# Record set
-=-=-=-=-

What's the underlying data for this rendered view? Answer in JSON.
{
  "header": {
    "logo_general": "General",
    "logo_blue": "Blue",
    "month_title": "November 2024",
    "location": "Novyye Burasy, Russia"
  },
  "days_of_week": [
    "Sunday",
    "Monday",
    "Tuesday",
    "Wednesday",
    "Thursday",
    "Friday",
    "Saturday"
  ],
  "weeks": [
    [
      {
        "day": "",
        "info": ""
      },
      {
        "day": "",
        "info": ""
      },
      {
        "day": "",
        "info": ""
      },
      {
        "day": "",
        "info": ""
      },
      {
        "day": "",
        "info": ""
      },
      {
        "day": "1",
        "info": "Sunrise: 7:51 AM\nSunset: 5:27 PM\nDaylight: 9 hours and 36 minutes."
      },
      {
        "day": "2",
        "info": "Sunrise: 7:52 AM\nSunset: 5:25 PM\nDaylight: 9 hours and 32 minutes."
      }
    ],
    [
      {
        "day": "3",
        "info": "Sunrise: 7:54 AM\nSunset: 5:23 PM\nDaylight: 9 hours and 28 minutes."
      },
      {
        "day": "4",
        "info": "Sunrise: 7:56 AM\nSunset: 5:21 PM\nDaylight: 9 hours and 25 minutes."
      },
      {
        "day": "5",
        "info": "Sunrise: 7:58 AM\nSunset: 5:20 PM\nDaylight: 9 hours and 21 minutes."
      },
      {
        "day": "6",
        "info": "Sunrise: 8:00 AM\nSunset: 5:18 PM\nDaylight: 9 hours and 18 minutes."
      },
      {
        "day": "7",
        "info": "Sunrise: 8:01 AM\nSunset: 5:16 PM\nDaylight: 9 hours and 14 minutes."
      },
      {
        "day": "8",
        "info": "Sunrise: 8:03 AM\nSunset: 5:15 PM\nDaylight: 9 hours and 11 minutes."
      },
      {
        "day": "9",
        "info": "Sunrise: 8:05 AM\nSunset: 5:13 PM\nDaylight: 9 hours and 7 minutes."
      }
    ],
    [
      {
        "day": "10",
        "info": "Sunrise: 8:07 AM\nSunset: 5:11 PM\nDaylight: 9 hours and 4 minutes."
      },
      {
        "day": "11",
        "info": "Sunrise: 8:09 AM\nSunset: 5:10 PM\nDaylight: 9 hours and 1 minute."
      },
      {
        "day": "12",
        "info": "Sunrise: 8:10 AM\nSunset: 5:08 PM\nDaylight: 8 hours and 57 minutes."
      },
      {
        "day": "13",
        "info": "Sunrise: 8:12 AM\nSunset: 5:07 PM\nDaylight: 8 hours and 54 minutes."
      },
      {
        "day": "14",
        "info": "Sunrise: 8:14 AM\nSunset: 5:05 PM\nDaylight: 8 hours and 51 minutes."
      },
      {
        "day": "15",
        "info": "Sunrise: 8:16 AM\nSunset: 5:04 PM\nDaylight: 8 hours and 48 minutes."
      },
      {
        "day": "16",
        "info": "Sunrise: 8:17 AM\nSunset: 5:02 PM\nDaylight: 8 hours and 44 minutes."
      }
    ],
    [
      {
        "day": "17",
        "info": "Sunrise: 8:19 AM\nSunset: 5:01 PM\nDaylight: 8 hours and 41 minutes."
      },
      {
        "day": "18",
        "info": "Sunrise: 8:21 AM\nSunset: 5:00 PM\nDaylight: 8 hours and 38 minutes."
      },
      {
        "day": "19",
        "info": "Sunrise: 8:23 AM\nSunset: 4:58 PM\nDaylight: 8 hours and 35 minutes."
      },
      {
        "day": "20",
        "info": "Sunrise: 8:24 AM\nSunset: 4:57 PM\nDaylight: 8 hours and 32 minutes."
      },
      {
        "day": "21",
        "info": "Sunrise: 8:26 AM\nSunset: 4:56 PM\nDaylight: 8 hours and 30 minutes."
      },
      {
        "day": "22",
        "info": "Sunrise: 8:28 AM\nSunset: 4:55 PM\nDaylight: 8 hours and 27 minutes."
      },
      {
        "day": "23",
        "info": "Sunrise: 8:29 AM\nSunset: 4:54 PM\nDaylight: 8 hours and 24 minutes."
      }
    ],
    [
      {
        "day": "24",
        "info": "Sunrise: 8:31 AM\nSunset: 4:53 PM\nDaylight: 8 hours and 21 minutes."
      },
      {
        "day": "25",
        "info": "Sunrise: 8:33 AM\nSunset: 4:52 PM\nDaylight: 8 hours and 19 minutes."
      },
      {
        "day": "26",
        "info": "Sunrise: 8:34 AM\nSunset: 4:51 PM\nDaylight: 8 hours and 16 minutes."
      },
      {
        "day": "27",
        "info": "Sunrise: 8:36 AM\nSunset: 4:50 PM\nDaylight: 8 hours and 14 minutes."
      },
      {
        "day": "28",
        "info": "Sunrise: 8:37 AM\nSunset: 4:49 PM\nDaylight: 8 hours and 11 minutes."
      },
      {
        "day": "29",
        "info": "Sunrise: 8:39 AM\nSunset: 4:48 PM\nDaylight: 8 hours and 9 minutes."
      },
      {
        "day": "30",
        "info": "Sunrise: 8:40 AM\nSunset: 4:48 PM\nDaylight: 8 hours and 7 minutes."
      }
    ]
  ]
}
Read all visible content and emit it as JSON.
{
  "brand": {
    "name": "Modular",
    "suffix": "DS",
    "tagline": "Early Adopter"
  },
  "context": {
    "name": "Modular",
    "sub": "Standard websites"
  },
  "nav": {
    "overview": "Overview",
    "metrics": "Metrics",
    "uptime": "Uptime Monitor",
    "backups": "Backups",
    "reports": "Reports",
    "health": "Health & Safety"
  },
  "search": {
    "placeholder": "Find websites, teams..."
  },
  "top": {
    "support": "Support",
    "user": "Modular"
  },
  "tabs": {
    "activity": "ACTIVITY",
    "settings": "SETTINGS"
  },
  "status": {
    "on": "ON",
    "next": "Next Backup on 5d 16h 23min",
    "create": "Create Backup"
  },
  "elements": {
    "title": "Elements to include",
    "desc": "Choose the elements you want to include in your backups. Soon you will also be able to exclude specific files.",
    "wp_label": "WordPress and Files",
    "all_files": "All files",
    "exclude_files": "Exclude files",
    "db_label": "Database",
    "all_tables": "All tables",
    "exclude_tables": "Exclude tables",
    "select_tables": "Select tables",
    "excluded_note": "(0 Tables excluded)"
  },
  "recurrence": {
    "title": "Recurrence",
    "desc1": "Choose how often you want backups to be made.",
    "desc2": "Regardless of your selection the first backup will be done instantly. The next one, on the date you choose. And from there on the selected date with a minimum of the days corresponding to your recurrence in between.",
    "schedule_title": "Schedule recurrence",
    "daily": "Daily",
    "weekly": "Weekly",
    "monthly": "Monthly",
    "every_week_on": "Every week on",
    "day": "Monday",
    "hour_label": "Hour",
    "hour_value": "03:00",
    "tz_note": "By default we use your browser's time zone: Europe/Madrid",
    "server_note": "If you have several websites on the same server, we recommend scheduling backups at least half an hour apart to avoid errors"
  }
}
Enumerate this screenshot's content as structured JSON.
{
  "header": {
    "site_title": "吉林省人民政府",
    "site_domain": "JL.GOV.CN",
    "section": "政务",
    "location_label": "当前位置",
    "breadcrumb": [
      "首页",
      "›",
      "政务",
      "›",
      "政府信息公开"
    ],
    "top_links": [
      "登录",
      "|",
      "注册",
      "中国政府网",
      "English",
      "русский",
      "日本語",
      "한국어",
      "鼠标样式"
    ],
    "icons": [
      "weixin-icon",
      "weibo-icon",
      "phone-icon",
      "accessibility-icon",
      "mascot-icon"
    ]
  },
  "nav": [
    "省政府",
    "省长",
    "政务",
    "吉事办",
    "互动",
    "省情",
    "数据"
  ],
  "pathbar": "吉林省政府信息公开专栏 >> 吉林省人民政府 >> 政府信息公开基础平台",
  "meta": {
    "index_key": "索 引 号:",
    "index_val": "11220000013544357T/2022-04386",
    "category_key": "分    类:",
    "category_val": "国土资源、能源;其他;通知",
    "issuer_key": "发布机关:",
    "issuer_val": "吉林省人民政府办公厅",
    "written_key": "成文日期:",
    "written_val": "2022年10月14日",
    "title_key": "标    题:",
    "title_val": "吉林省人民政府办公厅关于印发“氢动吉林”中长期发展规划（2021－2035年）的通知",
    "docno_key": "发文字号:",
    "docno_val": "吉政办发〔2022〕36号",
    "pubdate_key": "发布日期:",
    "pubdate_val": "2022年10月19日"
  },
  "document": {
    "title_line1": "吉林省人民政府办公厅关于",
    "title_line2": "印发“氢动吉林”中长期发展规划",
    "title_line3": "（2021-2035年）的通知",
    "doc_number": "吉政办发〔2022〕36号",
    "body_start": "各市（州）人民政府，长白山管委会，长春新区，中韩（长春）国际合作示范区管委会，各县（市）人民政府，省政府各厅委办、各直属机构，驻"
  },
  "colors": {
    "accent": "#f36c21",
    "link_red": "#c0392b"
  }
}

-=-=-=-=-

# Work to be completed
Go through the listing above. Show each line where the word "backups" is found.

# Response to this exercise
    "backups": "Backups",
    "desc": "Choose the elements you want to include in your backups. Soon you will also be able to exclude specific files.",
    "desc1": "Choose how often you want backups to be made.",
    "server_note": "If you have several websites on the same server, we recommend scheduling backups at least half an hour apart to avoid errors"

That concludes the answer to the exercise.